A Great Dish

A recent visit to a Japanese restaurant gave a whole new meaning to the phrase "great dish." Our food was superb and so was the dish! It had so many interesting patterns that we paid for our food and the dish it came on.

Many of the patterns on this dish are familiar tangles. But, we were particularly intrigued by that nested "Y" pattern on the right. Molly finally figured out how to create it in a Zentangle way. We call it "y-not." Like any good tangle, you create it by a simple series of repetitive strokes. Congratulations to Molly for figuring out how to do it. We'll show how it's done in a future newsletter.

Here are a couple of Molly's Zentangles using "y-not."

This one was taken just before our granddaughter decided to examine it more closely.

Click images for larger view

That beautiful green flourish is a garlic scape from our garden.


Carole Ohl said...

Having seen Molly demonstrate her 'Y-not' tangle at the seminar, I was floored and excited to see another example of how to deconstruct a pattern. Excellent! That really helped me understand the need for simplicity in a tangle. There are so many patterns around us, but making them simple for others to follow and enjoy is a real talent in 'seeing'. Thanks to Molly!

Unknown said...

Perfect timing! I was working on Y-not yesterday, trying to remember Molly's demonstration at the CZT Seminar and wishing I had a photo of the plate. Thank you.

Donna Hornsby said...

I am so glad you shared this today! I came up with what I consider my first real, original tangle over the weekend. I concur with Carole, that keeping tangles simple is key. Tangle On! ~Donna, CZT (C#3) in North Texas

jre said...

This is so timely. I had a dream last night in which something like Y-not appeared, and I woke up wondering how to tangle it.

I look forward to seeing the breakdown.

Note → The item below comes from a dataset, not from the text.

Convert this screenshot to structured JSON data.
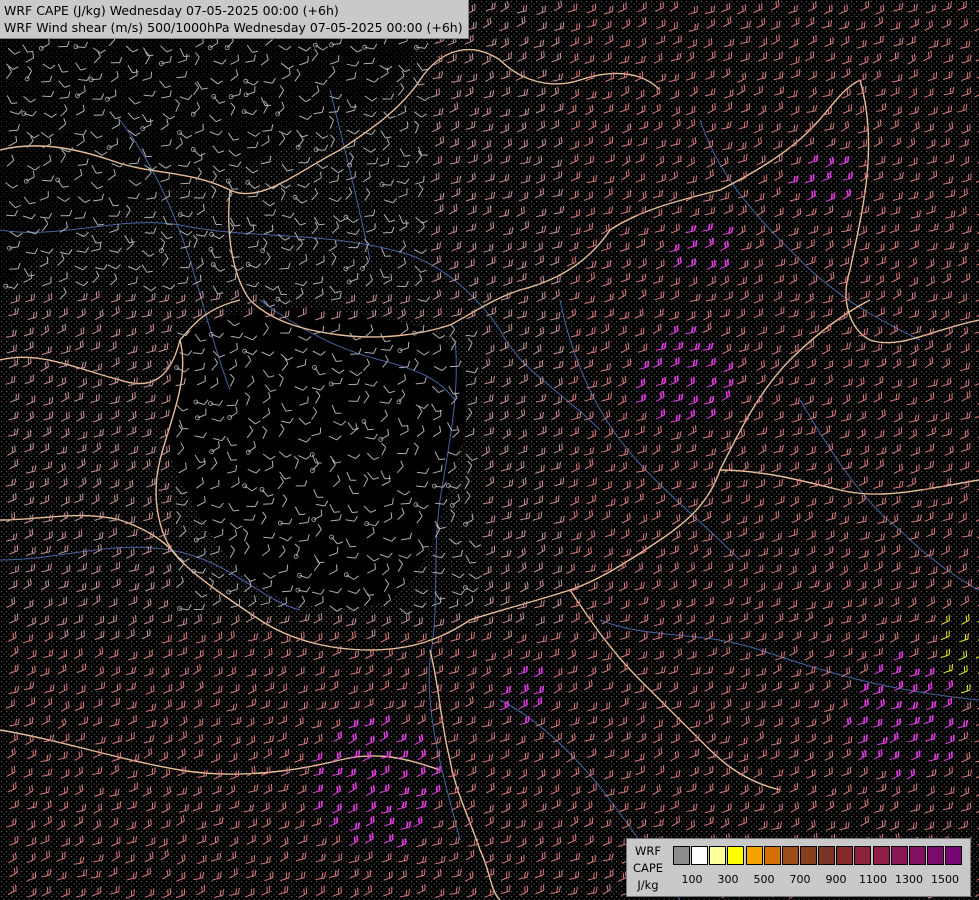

Shelly Beauch said...

Looking out side the square or circle to make the complicated look simple is an art. Molly sure is good at that. Thank you.